Excerpts from an interface dataset

------------------------------------------------------------

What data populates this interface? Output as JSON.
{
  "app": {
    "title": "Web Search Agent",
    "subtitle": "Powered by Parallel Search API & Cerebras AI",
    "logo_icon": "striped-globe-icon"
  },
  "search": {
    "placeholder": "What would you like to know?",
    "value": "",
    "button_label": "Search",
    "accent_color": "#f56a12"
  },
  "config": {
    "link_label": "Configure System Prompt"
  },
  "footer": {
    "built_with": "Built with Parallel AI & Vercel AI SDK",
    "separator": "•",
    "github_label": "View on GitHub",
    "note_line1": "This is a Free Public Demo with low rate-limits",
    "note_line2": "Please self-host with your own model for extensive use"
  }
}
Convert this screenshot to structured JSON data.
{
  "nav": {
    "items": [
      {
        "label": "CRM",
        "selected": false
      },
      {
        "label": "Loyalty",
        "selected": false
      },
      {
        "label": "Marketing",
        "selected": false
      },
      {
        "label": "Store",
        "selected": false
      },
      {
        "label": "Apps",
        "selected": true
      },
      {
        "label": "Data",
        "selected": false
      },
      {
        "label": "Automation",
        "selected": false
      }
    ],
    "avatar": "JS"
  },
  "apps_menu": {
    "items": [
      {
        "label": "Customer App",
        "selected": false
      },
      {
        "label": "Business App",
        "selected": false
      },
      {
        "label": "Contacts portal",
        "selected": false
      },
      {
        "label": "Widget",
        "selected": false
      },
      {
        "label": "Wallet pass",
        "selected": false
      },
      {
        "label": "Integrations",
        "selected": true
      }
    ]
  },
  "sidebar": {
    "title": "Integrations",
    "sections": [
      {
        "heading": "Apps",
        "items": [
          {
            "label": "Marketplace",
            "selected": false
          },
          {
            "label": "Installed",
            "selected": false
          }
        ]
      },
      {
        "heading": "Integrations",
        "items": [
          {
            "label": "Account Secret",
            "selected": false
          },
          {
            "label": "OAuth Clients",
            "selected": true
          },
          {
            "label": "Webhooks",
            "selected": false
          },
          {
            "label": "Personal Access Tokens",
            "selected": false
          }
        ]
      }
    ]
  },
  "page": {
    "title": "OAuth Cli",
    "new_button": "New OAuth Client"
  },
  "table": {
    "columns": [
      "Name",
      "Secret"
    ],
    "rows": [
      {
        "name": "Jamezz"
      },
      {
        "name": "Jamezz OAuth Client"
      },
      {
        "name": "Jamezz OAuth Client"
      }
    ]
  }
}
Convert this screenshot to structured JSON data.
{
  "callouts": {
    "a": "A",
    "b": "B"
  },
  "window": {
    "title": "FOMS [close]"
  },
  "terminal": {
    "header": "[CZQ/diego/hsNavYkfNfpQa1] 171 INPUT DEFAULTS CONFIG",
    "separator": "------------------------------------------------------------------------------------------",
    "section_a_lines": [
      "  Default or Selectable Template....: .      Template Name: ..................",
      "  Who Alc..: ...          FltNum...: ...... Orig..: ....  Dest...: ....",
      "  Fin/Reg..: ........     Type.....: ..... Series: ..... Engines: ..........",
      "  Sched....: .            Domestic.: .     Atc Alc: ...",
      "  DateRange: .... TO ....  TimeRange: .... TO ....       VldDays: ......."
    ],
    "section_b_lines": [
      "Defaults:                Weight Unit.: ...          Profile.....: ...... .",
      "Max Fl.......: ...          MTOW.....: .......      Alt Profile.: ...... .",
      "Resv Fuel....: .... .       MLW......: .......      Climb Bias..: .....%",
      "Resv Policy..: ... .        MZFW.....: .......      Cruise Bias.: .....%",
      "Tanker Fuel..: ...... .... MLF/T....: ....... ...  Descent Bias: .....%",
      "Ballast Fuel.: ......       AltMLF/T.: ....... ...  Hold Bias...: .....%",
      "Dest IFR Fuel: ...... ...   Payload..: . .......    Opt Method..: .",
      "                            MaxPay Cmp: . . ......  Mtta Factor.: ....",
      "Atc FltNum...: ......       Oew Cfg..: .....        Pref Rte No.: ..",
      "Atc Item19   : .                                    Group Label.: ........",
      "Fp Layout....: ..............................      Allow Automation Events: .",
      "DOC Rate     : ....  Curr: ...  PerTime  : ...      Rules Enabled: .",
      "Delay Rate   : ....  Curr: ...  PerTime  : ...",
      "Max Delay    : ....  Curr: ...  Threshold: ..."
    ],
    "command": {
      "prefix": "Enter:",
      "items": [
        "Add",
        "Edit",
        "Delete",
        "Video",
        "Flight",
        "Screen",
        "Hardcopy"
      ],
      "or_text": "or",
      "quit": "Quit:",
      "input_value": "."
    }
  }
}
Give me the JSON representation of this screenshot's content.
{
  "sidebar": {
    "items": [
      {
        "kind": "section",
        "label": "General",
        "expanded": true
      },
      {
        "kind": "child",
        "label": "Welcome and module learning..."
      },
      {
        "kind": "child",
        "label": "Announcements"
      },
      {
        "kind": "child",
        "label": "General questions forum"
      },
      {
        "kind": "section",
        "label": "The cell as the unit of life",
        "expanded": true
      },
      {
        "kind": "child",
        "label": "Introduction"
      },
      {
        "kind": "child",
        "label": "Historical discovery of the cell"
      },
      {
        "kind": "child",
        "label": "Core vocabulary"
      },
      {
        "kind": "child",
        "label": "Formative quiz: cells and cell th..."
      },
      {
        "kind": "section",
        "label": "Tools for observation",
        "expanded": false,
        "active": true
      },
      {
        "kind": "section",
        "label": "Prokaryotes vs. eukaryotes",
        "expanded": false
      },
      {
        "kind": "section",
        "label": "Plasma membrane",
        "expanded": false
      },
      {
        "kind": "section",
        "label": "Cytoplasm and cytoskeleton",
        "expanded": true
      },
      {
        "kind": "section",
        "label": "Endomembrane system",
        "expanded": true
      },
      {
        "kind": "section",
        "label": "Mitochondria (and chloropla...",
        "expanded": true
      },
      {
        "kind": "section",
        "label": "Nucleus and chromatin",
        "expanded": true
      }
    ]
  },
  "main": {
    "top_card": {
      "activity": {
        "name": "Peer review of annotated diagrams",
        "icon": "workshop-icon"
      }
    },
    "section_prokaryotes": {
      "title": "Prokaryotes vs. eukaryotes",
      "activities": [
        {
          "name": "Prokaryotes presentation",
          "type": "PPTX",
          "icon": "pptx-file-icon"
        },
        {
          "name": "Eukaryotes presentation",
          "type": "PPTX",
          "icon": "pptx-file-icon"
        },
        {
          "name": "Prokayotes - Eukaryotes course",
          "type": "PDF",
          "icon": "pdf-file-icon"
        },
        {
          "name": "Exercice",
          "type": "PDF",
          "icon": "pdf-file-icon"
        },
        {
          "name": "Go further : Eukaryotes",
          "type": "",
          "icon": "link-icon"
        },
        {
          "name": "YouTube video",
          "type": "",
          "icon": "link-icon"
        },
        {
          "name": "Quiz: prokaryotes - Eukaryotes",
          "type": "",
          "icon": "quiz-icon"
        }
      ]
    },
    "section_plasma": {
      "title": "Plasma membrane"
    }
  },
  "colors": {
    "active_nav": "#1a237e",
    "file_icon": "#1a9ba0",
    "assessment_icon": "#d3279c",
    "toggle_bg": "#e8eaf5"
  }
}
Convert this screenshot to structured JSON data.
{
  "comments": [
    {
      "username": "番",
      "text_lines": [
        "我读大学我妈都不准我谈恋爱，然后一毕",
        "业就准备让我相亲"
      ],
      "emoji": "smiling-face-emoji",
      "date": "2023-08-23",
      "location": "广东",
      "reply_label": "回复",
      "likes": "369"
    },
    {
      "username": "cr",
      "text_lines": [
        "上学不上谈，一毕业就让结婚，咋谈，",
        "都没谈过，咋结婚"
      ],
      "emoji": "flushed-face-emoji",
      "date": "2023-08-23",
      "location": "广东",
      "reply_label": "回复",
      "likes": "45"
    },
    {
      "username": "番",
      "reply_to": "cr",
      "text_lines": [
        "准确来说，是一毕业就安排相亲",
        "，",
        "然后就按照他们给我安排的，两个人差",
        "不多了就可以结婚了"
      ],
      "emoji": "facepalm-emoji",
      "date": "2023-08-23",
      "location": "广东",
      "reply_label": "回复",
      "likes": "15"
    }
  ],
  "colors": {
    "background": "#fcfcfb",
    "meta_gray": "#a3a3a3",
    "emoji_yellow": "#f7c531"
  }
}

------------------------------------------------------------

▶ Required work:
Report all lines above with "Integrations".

▶ The answer:
        "label": "Integrations",
    "title": "Integrations",
        "heading": "Integrations",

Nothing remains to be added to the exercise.